TASK REQUIREMENTS
How many of the lines below contain "Tactical"? Answer with that number alone.

(DATA UNDER STUDY begins)

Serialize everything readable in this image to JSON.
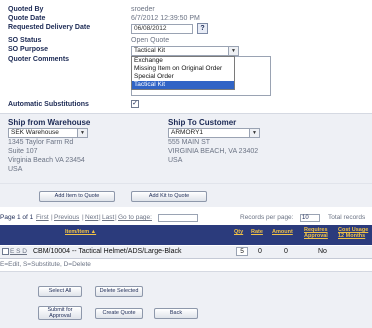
{
  "quote": {
    "quoted_by_label": "Quoted By",
    "quoted_by_value": "sroeder",
    "quote_date_label": "Quote Date",
    "quote_date_value": "6/7/2012 12:39:50 PM",
    "requested_delivery_label": "Requested Delivery Date",
    "requested_delivery_value": "06/08/2012",
    "so_status_label": "SO Status",
    "so_status_value": "Open Quote",
    "so_purpose_label": "SO Purpose",
    "so_purpose_selected": "Tactical Kit",
    "so_purpose_options": [
      "Exchange",
      "Missing Item on Original Order",
      "Special Order",
      "Tactical Kit"
    ],
    "quoter_comments_label": "Quoter Comments",
    "auto_subs_label": "Automatic Substitutions"
  },
  "ship_from": {
    "label": "Ship from Warehouse",
    "selected": "SEK Warehouse",
    "line1": "1345 Taylor Farm Rd",
    "line2": "Suite 107",
    "line3": "Virginia Beach VA 23454",
    "line4": "USA"
  },
  "ship_to": {
    "label": "Ship To Customer",
    "selected": "ARMORY1",
    "line1": "555 MAIN ST",
    "line2": "VIRGINIA BEACH, VA 23402",
    "line3": "USA"
  },
  "actions": {
    "add_item": "Add Item to Quote",
    "add_kit": "Add Kit to Quote"
  },
  "pager": {
    "summary": "Page 1 of 1",
    "first": "First",
    "previous": "Previous",
    "next": "Next",
    "last": "Last",
    "goto_label": "Go to page:",
    "records_label": "Records per page:",
    "records_value": "10",
    "total_label": "Total records"
  },
  "grid": {
    "headers": [
      "Item/Item ▲",
      "Qty",
      "Rate",
      "Amount",
      "Requires Approval",
      "Cost Usage 12 Months"
    ],
    "row": {
      "actions": "E S D",
      "item": "CBM/10004 -- Tactical Helmet/ADS/Large-Black",
      "qty": "5",
      "rate": "0",
      "amount": "0",
      "requires_approval": "No"
    },
    "legend": "E=Edit, S=Substitute, D=Delete"
  },
  "bottom_buttons": {
    "select_all": "Select All",
    "delete_selected": "Delete Selected",
    "submit_approval": "Submit for Approval",
    "create_quote": "Create Quote",
    "back": "Back"
  }
}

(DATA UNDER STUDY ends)

ANSWER SPACE
3